- [Work to complete]
Present the following data again exactly as it is shown.

** Opening Records for the exercise block **

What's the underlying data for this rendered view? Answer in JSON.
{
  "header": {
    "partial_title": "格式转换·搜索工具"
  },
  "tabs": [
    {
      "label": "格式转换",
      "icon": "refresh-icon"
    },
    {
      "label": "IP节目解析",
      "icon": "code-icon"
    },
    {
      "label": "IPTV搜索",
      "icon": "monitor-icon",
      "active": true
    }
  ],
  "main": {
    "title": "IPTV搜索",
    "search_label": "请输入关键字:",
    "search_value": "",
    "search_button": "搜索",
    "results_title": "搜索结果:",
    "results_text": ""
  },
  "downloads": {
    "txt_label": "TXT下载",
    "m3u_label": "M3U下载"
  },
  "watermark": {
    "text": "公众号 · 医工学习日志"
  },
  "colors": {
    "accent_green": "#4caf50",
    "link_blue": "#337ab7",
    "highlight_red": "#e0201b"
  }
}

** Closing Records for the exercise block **

- [Your solution]
What's the underlying data for this rendered view? Answer in JSON.
{
  "header": {
    "partial_title": "格式转换·搜索工具"
  },
  "tabs": [
    {
      "label": "格式转换",
      "icon": "refresh-icon"
    },
    {
      "label": "IP节目解析",
      "icon": "code-icon"
    },
    {
      "label": "IPTV搜索",
      "icon": "monitor-icon",
      "active": true
    }
  ],
  "main": {
    "title": "IPTV搜索",
    "search_label": "请输入关键字:",
    "search_value": "",
    "search_button": "搜索",
    "results_title": "搜索结果:",
    "results_text": ""
  },
  "downloads": {
    "txt_label": "TXT下载",
    "m3u_label": "M3U下载"
  },
  "watermark": {
    "text": "公众号 · 医工学习日志"
  },
  "colors": {
    "accent_green": "#4caf50",
    "link_blue": "#337ab7",
    "highlight_red": "#e0201b"
  }
}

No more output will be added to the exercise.